Data excerpts:
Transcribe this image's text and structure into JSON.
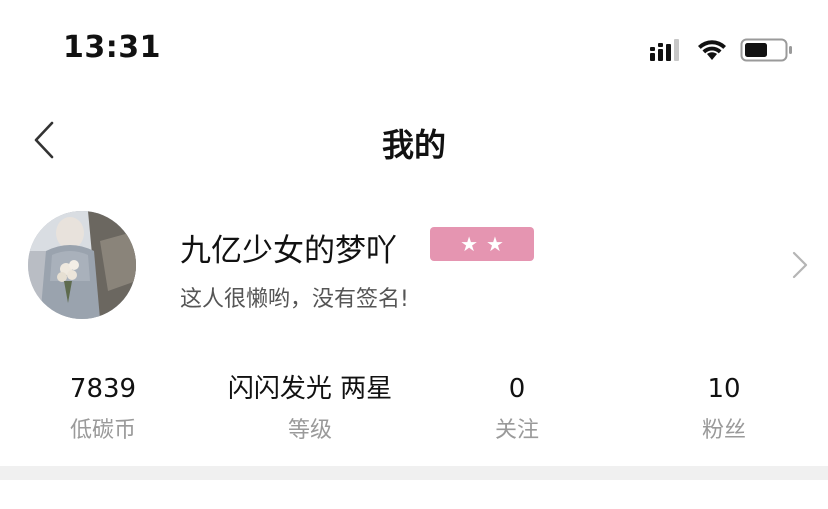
{
  "status_bar": {
    "time": "13:31",
    "icons": [
      "signal-icon",
      "wifi-icon",
      "battery-icon"
    ]
  },
  "nav": {
    "back_icon": "chevron-left-icon",
    "title": "我的"
  },
  "profile": {
    "avatar_icon": "avatar-photo",
    "username": "九亿少女的梦吖",
    "level_stars": 2,
    "badge_color": "#e595b1",
    "signature": "这人很懒哟，没有签名!",
    "chevron_icon": "chevron-right-icon"
  },
  "stats": [
    {
      "value": "7839",
      "label": "低碳币"
    },
    {
      "value": "闪闪发光 两星",
      "label": "等级"
    },
    {
      "value": "0",
      "label": "关注"
    },
    {
      "value": "10",
      "label": "粉丝"
    }
  ],
  "colors": {
    "background": "#ffffff",
    "divider": "#f0f0f0",
    "label_gray": "#9a9a9a"
  }
}
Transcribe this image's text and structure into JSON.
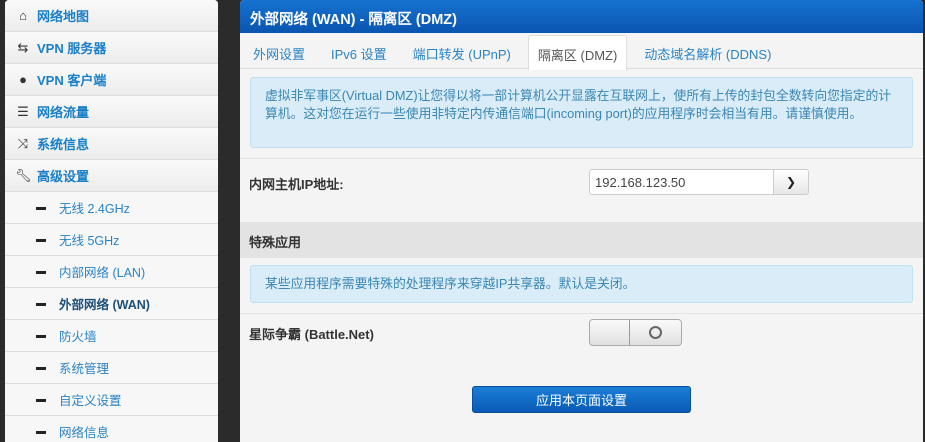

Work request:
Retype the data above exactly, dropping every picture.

Response to the task:
Transcribe this image's text and structure into JSON.
{
  "status_bar": {
    "time": "13:31",
    "icons": [
      "signal-icon",
      "wifi-icon",
      "battery-icon"
    ]
  },
  "nav": {
    "back_icon": "chevron-left-icon",
    "title": "我的"
  },
  "profile": {
    "avatar_icon": "avatar-photo",
    "username": "九亿少女的梦吖",
    "level_stars": 2,
    "badge_color": "#e595b1",
    "signature": "这人很懒哟，没有签名!",
    "chevron_icon": "chevron-right-icon"
  },
  "stats": [
    {
      "value": "7839",
      "label": "低碳币"
    },
    {
      "value": "闪闪发光 两星",
      "label": "等级"
    },
    {
      "value": "0",
      "label": "关注"
    },
    {
      "value": "10",
      "label": "粉丝"
    }
  ],
  "colors": {
    "background": "#ffffff",
    "divider": "#f0f0f0",
    "label_gray": "#9a9a9a"
  }
}
Transcribe this image's text and structure into JSON.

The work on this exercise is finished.